Froggy will be going to the UK with me, once I add his eyes. 
He's a gift for fellow blogger 
Thomasina Tittlemouse, whom I plan to meet on my visit.  

But back to my projects. . . . It's interesting that I immediately replaced one form of work (teaching) with other employments (knitting and sewing) but have enjoyed my quite labors and am happy that I've just about completed with my projects now, though, and should perhaps start studying some guide books, so that I can navigate the trains and Tube when I get to London, with my new coat and vest and dress in tow.  Of course, sitting on the table in my dining room is a new pattern for a cute floral hat and some fabric to complete it.  This rather romantic-looking item might be just the thing to wear in the English countryside--just perfect for a day trip to Highclere Castle.  Of course, I need to actually figure out how to get from point A to Z before I go to England, so that I'm not wandering aimlessly in my romantic attire, like some agonized Bronte heroine, who inevitably ultimately collapses on the moors. However, I might as well look good (or at least eccentric) in my journeying, rather than feeling inappropriately dressed for whatever adventures or misadventures come my way.  


I am also bringing my typical wardrobe of jeans, khaki pants, clogs, etc. and don't have a single floaty dress or Laura Ashley flowered creation to bring with me--although maybe I should make a trip to the yarn shop.  A lacy shawl might be just the thing to keep me busy on the plane.    

My dress and jacket are almost finished here.  I made a scoop in the
front of hem, since I've seen that style in the stores lately and wanted
to update the style a bit. 

This coat, unlike the simple dress, required lots of tedious work.  I still
have to tack the lining down in places, but otherwise it's done. 

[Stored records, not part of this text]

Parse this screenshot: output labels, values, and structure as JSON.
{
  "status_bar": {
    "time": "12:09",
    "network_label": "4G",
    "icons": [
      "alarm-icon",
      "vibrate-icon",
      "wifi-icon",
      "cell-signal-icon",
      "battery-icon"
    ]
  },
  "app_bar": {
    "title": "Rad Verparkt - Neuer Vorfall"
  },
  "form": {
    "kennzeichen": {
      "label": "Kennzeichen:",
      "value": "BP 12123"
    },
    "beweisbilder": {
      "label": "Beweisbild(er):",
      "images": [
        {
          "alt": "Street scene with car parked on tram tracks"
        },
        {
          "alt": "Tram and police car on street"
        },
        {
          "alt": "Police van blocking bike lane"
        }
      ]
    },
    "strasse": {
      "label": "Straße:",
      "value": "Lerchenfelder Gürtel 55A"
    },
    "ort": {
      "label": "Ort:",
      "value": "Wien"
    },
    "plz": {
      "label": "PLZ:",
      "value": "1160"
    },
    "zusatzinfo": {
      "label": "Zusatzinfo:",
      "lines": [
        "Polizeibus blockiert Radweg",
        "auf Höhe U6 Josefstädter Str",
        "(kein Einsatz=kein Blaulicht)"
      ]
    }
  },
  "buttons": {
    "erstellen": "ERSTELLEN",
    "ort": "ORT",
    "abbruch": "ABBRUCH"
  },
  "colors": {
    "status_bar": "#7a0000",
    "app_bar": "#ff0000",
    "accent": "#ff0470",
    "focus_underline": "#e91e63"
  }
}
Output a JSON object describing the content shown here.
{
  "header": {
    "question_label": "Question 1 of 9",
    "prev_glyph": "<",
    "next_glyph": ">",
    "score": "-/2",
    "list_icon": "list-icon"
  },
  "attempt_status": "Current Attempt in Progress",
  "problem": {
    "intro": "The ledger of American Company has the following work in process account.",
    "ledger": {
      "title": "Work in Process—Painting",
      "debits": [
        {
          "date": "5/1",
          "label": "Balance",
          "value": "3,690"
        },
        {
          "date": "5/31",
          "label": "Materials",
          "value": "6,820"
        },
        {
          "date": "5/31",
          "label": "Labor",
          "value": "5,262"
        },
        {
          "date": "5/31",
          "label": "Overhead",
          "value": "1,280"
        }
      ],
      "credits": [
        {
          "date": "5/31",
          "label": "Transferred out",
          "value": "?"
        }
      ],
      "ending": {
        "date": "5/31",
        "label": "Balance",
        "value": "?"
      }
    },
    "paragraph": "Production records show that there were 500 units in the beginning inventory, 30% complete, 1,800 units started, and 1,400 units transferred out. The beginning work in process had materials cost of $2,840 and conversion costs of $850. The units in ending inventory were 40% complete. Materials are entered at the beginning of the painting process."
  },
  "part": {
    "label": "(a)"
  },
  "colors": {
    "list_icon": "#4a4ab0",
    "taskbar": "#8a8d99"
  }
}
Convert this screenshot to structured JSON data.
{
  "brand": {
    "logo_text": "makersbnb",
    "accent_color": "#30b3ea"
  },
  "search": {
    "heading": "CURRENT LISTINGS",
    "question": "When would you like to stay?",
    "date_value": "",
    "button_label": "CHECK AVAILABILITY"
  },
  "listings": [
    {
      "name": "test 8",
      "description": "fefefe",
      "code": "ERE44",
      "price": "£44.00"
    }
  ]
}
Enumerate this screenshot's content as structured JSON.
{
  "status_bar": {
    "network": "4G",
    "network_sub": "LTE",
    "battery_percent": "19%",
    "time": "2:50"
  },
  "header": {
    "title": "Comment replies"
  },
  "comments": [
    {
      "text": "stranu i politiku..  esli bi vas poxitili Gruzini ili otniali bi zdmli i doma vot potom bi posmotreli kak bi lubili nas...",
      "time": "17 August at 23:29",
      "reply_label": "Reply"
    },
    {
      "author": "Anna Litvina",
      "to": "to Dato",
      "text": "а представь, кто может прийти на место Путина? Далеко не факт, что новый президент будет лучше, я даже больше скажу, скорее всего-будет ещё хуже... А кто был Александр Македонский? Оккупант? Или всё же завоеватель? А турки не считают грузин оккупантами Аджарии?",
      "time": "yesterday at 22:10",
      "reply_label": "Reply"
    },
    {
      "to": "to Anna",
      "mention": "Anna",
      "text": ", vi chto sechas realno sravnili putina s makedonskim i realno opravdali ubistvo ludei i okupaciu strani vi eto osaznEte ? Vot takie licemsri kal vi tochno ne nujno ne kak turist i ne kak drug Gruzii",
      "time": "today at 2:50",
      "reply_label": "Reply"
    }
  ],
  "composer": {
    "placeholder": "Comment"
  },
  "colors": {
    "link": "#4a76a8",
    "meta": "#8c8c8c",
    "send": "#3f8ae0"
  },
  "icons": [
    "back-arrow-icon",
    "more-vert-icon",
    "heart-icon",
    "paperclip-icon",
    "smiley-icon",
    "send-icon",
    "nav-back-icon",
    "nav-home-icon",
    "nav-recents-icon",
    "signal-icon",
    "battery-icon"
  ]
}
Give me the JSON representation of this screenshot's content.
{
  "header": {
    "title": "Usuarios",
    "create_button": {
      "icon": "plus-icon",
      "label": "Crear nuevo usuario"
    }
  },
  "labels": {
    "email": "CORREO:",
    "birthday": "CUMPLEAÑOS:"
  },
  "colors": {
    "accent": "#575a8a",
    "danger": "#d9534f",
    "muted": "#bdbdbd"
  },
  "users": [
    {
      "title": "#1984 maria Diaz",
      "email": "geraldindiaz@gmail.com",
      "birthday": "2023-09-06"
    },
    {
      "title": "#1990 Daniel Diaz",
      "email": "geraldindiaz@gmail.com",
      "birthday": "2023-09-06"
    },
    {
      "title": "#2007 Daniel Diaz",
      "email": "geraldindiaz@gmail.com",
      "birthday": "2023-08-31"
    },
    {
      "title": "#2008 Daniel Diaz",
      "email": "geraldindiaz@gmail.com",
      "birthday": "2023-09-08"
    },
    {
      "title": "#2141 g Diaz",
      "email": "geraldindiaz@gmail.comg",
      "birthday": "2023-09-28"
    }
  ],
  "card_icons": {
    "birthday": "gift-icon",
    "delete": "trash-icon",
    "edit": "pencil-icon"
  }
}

My green item turned out to be a perfect teacher dress,
but I'll still probably take it with me in case the weather is warm.